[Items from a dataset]
----

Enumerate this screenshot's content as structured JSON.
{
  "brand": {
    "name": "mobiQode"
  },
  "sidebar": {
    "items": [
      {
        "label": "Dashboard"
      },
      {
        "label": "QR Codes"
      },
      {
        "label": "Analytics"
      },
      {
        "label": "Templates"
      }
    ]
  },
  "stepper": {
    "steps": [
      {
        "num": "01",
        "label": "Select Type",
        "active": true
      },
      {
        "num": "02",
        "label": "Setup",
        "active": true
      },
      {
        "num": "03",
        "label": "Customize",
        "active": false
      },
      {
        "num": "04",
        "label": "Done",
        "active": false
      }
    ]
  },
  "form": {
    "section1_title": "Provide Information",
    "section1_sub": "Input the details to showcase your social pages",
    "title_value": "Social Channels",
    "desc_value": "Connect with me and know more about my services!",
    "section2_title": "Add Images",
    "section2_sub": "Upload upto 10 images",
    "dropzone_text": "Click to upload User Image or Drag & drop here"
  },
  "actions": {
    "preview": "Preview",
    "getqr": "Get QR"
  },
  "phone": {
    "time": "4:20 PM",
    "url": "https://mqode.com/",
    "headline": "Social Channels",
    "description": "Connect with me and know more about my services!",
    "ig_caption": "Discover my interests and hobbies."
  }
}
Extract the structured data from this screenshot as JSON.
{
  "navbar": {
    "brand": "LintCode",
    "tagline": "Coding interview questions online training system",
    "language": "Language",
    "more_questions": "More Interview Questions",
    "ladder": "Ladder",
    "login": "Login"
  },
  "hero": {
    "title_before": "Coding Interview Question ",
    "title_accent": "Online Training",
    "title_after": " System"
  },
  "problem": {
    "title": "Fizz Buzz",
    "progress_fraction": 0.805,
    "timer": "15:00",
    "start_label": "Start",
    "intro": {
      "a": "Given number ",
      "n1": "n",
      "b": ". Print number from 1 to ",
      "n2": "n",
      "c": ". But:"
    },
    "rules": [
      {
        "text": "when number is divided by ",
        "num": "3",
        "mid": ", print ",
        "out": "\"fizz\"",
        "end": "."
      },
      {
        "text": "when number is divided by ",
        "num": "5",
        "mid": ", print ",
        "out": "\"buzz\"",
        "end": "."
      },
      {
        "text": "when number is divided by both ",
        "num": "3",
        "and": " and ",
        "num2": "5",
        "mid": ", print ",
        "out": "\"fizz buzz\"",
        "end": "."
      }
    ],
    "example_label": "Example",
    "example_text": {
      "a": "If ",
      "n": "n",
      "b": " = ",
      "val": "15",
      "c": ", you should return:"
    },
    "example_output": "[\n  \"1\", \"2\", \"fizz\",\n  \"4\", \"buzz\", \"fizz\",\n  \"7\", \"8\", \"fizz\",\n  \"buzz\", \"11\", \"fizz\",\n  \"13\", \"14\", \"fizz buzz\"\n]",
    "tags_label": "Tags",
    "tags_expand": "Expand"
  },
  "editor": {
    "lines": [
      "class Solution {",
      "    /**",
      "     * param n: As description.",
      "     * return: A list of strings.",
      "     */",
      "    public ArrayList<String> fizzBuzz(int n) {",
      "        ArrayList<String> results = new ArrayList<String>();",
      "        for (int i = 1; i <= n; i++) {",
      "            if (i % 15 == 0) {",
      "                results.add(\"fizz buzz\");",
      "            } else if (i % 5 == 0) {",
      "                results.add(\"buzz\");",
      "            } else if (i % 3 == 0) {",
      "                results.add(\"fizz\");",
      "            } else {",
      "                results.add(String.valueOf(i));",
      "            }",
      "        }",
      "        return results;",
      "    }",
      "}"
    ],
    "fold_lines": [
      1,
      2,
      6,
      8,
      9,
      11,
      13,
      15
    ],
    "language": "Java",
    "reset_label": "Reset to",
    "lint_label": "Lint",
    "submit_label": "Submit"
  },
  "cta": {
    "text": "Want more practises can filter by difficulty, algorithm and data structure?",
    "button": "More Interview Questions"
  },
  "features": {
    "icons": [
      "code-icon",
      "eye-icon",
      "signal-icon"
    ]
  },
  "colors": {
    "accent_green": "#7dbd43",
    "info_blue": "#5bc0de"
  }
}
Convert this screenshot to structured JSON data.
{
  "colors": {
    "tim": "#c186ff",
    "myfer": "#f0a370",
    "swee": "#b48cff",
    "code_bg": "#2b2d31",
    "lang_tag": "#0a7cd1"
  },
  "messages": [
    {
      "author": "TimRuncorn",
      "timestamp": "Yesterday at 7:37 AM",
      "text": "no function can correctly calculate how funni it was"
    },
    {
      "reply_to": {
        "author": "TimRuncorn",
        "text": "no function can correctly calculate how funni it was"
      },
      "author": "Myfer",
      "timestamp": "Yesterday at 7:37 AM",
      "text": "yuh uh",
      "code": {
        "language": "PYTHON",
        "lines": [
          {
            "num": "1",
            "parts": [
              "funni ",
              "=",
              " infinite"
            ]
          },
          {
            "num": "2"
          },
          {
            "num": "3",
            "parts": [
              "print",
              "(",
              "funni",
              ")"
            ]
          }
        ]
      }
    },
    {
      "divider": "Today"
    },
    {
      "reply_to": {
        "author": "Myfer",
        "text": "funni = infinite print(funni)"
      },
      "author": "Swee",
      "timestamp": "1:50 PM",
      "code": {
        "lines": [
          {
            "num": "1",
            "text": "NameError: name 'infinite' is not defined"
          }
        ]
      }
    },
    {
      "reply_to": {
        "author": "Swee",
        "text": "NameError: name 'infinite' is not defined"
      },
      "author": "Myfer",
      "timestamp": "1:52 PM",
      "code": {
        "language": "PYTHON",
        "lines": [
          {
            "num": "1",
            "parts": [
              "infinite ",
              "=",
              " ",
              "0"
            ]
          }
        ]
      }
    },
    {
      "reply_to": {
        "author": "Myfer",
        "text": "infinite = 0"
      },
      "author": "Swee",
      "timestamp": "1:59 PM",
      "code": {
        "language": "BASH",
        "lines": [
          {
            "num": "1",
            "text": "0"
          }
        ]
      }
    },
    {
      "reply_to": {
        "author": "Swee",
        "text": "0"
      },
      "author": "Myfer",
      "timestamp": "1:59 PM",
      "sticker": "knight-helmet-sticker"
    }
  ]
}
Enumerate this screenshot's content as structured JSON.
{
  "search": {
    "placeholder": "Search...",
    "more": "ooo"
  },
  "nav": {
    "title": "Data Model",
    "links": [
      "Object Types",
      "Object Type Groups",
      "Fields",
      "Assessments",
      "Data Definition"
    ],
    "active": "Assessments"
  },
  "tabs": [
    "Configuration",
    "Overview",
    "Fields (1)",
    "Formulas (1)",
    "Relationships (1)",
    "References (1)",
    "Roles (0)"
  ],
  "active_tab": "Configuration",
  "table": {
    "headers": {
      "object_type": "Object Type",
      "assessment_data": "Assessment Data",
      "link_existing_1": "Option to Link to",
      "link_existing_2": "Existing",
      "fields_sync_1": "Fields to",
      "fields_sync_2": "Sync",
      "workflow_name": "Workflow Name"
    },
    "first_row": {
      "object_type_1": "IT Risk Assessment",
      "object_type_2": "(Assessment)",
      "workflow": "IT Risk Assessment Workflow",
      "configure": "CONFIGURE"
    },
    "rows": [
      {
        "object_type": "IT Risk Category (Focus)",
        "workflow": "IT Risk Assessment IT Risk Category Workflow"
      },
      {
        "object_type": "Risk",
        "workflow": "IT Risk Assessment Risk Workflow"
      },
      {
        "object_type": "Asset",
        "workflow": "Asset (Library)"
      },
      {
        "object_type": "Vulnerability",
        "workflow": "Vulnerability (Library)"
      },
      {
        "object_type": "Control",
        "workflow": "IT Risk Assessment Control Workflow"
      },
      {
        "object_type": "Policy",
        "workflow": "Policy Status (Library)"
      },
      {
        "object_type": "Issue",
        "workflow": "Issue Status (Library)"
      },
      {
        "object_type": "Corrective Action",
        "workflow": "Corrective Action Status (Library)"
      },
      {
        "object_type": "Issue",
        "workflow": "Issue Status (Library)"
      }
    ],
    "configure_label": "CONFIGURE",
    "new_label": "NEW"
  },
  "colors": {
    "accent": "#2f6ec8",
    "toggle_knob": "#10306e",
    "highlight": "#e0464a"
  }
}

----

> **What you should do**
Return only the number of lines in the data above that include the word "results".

> **Finished task**
6